Here’s a picture of surprise fireworks that broke out across the street this summer. Taking the picture didn’t diminish the surprise; I’d already experienced that. But what I did capture was the kids rushing from their beds and all of us hovering around the window. I suppose there were a few moments lost to possible consideration of the larger role fireworks play in man’s winding path toward meaning, but the fireworks went on for a really long time, so I think I figured that out too.
This summer I climbed to the top of a stack of granite in an old quarry in Maine. I’ll spare you the revelations and Big Thoughts, but if I had lived any more in the moment, they would have found my bones there. My son climbed up to find me. We talked until the pine needles we sat on were fully embedded, and then we took a selfie before climbing down for dinner.
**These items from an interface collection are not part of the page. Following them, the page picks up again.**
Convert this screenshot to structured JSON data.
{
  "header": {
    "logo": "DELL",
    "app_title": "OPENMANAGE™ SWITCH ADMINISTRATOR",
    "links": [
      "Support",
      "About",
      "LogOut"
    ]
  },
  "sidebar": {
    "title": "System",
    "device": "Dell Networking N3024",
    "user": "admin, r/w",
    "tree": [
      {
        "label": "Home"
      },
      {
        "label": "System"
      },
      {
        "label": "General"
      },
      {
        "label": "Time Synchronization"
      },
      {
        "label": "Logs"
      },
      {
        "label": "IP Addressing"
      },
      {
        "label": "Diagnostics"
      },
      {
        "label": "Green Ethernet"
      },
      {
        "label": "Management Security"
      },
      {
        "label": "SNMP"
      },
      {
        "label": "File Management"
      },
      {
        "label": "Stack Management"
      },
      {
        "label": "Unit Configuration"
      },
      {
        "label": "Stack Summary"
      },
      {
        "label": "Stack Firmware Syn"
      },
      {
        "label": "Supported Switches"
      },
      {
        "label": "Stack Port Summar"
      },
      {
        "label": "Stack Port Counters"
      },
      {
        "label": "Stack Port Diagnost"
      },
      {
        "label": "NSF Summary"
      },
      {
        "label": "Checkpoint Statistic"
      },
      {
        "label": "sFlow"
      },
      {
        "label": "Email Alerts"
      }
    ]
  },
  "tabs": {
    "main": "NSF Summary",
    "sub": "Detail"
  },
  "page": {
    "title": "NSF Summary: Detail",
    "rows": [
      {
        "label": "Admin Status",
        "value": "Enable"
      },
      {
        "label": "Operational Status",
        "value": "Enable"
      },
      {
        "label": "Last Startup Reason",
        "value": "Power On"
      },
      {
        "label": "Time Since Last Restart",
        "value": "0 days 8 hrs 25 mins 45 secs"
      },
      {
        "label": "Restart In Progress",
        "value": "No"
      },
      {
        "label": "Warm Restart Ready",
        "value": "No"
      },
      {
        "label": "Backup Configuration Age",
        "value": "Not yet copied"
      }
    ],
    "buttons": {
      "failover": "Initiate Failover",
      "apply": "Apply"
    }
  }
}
Now, wherever I am, I can access those feelings by looking at a picture of that perch. (He’ll hear about the stack of granite at his wedding and not the circumcision.)
In the past, you took a photo, you hoped it developed, you relived the moment, and then entombed most of the pictures in a shoebox or a photo album. Now we carry those moments with us. The first time I played guitar with my daughter, I might not have been 100 percent in the moment when I made a video of it, but I don’t think I missed a chord, and when I’m stuck on a plane I’m very happy to hear her play. I am happy to swap the seconds I expended getting the video in place for the moments of escape the video provides from the middle-seat armrest competition.
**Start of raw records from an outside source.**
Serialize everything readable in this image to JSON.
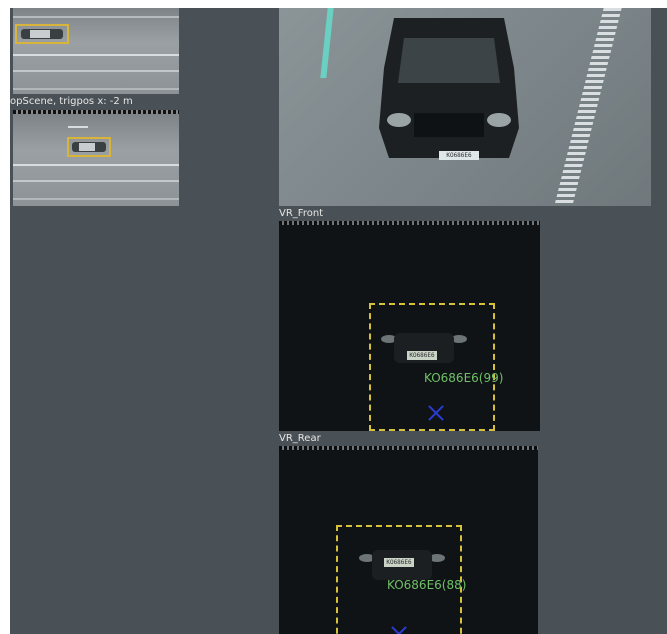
{
  "top_scene": {
    "caption": "opScene, trigpos x: -2 m"
  },
  "front_camera": {
    "title": "VR_Front",
    "plate_text": "KO686E6",
    "ocr_result": "KO686E6(99)"
  },
  "rear_camera": {
    "title": "VR_Rear",
    "plate_text": "KO686E6",
    "ocr_result": "KO686E6(88)"
  },
  "overview_camera": {
    "plate_text": "KO686E6"
  },
  "colors": {
    "background": "#4a5156",
    "detection_box": "#d7c03a",
    "ocr_text": "#6fbf66",
    "trigger_marker": "#2b3bd6"
  },
  "icons": [
    "car-thumbnail-icon",
    "trigger-cross-icon"
  ]
}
I wish I had a photograph of the place we ate sushi after I picked my daughter up from camp. There was nothing visually interesting about it, but the picture would remind me of hearing her tell me the benefits of taking risks in life. If you have children and want to give your future self a present, record their laughter as toddlers. When they’re older and away from you, you might find that clip in the middle of the day and it will transport you as surely as if you had a time machine.
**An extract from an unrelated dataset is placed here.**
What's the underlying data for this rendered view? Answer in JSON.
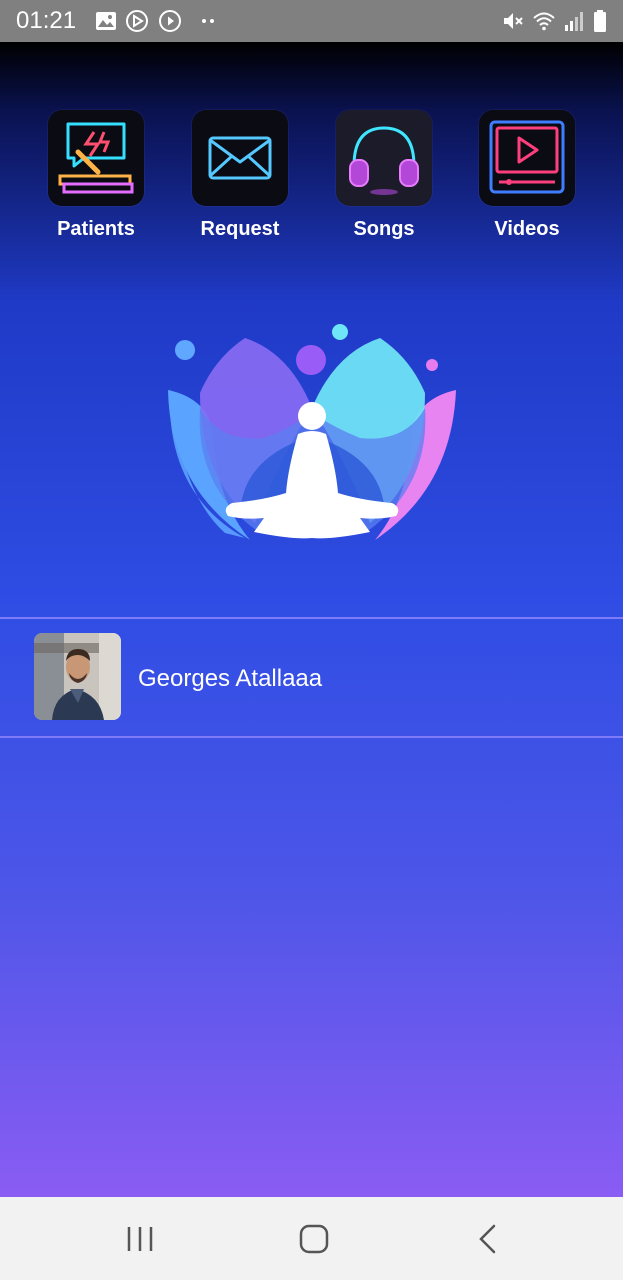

Now that we can all carry meaning with us, we are more alive to its appearance in daily life. I am always looking for material—whether for my notebooks or for Twitter or Instagram—which means I’m looking for meaning. Of course it’s my job to look for material (you’re experiencing that in this piece right now), but my guess is that other people start to get habituated to the process too. Their eyes are open in a new way, they capture something, like a view they like from a familiar walk, and instead of a fleeting moment, they have a richer moment of their experience to savor.
One of the great things about children is that they have no other concern than to be simply interested in things. It is considered by some the height of mindfulness to approach the world afresh like a child. So perhaps we’ve got this all wrong. If we practice hard enough, we can become thoroughly interested in even the simplest things of daily life, the way a child would. The smallest things would become so meaningful, they might even be worthy a few words or a photograph, whatever method you use to capture them.